“For those who have been in this environment for quite some time, they will remember that we tried this some 10-15 years ago, but we had some challenges and people said there is a need for security around the port area for the banks to operate. We need round-the-clock protection,” he said.

Pledging to lead Customs inspection, processing, and declarations, he insisted that the terminal operators must be there to load the containers, the gate must be on the ground to release, and shipping companies must be there to do terminal delivery orders (TDO).

Before now, ship-side operations such as vessel boarding used to take place round the clock while other services of Customs including enforcement and gate operations were also taking place 24 hours.

Then, delivery of imports, loading cargo, scanning cargo, and examination of cargo were not taking place 24/7 because Customs officers work between the hours of 8 a.m. and 6 p.m.

But the good news is that this has started changing. At the start of 24-hour port operations at the Tin-Can Island Port (TICP), Dera Nnadi, Customs area controller of TICP, said Customs initially extended container scanning to 8 pm rather than closing offices at 4.30 pm.

“The first day we started, we scanned 56 containers; it worked, and we extended the scanning operations up till 2 am. Now, those involved in enforcing the delivery of cargo outside the port also need to work overnight.
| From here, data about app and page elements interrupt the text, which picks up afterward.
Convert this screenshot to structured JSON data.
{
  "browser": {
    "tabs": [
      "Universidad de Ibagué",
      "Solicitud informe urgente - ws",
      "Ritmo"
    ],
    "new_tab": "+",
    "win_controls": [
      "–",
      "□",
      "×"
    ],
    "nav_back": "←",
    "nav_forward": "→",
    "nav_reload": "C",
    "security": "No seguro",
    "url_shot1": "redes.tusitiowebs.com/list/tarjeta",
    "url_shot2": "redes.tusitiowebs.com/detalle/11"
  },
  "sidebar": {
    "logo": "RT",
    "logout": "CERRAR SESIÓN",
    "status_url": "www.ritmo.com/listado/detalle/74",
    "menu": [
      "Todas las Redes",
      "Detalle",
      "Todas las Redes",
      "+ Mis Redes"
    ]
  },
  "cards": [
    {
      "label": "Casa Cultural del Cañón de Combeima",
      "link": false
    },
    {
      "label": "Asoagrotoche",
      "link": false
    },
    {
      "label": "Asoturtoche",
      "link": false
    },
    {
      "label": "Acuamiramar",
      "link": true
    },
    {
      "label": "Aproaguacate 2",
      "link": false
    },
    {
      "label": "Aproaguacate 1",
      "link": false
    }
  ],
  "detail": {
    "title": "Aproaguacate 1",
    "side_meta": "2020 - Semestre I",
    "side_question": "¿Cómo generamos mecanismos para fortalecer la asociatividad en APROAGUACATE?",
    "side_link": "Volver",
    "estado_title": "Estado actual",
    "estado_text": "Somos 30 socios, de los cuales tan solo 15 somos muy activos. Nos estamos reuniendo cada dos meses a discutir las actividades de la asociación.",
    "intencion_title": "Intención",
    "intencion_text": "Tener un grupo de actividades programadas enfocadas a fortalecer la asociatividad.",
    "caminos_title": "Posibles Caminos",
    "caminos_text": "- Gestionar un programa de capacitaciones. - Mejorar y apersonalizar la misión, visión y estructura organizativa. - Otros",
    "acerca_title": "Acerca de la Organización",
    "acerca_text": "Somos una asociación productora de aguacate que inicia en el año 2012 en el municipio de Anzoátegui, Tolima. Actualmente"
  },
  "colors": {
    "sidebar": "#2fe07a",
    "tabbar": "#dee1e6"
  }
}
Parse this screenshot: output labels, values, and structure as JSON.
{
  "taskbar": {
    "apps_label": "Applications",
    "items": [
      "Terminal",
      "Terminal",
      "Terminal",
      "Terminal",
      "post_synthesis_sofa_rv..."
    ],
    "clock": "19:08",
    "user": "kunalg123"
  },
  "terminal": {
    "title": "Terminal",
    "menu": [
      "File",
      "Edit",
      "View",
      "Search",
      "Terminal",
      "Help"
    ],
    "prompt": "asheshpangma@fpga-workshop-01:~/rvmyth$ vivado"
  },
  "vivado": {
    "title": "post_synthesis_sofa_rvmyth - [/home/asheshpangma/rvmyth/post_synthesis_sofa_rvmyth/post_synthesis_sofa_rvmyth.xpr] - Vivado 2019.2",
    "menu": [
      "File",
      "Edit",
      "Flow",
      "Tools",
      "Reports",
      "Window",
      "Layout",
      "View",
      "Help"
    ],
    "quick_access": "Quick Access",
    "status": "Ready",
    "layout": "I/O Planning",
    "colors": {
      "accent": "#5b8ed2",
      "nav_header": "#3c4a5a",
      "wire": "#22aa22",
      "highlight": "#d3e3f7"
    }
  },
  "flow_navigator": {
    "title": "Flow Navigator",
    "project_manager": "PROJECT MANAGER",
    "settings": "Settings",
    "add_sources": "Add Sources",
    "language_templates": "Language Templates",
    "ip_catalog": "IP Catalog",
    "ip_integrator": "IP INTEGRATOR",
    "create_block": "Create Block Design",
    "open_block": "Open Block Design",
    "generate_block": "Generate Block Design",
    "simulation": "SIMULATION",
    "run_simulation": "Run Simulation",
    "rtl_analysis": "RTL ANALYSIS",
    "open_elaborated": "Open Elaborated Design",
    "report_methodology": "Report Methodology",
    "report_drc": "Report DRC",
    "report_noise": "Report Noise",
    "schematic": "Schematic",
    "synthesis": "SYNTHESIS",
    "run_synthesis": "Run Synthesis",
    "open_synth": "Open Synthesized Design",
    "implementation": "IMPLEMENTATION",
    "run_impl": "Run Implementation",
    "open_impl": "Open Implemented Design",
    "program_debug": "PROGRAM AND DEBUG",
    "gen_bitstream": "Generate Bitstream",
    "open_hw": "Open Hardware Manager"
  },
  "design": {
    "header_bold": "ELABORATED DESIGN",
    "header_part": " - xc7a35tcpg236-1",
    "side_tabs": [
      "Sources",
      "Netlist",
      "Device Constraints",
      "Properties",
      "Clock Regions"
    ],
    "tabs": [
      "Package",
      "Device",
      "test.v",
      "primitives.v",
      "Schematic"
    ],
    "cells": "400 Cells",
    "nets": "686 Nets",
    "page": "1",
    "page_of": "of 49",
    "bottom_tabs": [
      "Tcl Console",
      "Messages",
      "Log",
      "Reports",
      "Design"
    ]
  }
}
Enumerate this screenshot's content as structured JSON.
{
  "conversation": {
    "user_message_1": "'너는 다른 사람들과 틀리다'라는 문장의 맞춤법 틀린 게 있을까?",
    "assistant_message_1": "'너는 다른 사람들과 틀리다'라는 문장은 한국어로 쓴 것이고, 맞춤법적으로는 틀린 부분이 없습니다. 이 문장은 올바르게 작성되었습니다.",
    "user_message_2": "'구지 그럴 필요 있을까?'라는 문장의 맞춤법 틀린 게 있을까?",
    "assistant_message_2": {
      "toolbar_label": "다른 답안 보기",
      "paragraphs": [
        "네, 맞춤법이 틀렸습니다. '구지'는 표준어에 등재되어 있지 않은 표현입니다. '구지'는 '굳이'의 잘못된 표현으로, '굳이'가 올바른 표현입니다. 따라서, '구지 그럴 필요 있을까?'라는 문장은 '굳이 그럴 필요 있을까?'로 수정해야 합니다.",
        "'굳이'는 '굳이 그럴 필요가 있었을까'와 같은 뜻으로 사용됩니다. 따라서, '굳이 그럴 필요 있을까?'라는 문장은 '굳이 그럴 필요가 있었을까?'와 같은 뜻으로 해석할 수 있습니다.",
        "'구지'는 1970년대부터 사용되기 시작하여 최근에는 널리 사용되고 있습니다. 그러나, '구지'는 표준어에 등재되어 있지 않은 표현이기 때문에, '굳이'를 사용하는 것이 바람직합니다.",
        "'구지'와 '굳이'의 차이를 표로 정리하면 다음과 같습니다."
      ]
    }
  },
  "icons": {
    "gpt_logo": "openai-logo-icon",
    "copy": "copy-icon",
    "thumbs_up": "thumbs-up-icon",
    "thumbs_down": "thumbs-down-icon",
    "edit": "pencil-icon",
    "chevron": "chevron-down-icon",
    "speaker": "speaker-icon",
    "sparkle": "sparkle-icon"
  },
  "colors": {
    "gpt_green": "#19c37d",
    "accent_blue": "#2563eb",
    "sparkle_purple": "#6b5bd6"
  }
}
We have started 24 hours of operation, and it is working.

In addition to working at night, Customs also introduced weekend operations, which involved coming to work on Saturdays and Sundays to ensure the timely release of goods from the port.

On the provision of security at night, Nnadi said the Nigerian Ports Authority has agreed to lighten up the entire port environment and ensure that security is provided for night operations.

“The entire port environment and beyond will be illuminated. We also agreed that security will be provided at the port from Tin-Can First Gate up to Mile 2 and from the Second Gate up to the Breweries in Ijora Axis. We also agreed that the markets around the port environment should be streamlined, not to constitute a nuisance, but to be part of the port community that will add value,” Nnadi explained.

Freight forwarders’ support

Segun Oduntan, vice president of the Association of Nigerian Licensed Customs Agents (ANLCA), said the association will support Customs to realise 24-hour port operations.

He promised to talk their members into complying with Customs night operations.

Also speaking, Joe Sanni, a Customs broker, said there is a need to put some fundamental infrastructures in place.

According to him, Nigeria must also ensure that the ports work 24/7 by installing CCTV cameras and illuminating every nook and cranny of the ports.

He pointed out that this will enable Nigeria to be among the countries where cargo delivery time is predictable.

On his part, Chukwuma Onyeka, another clearing agent, said that round-the-clock port operation will help to decongest the ports.

“It will enable shipping companies to improve turnaround time because the port business will continue all through day and night, thereby improving vessel turnaround time and resulting in reduced cost of doing business at the ports,” he added.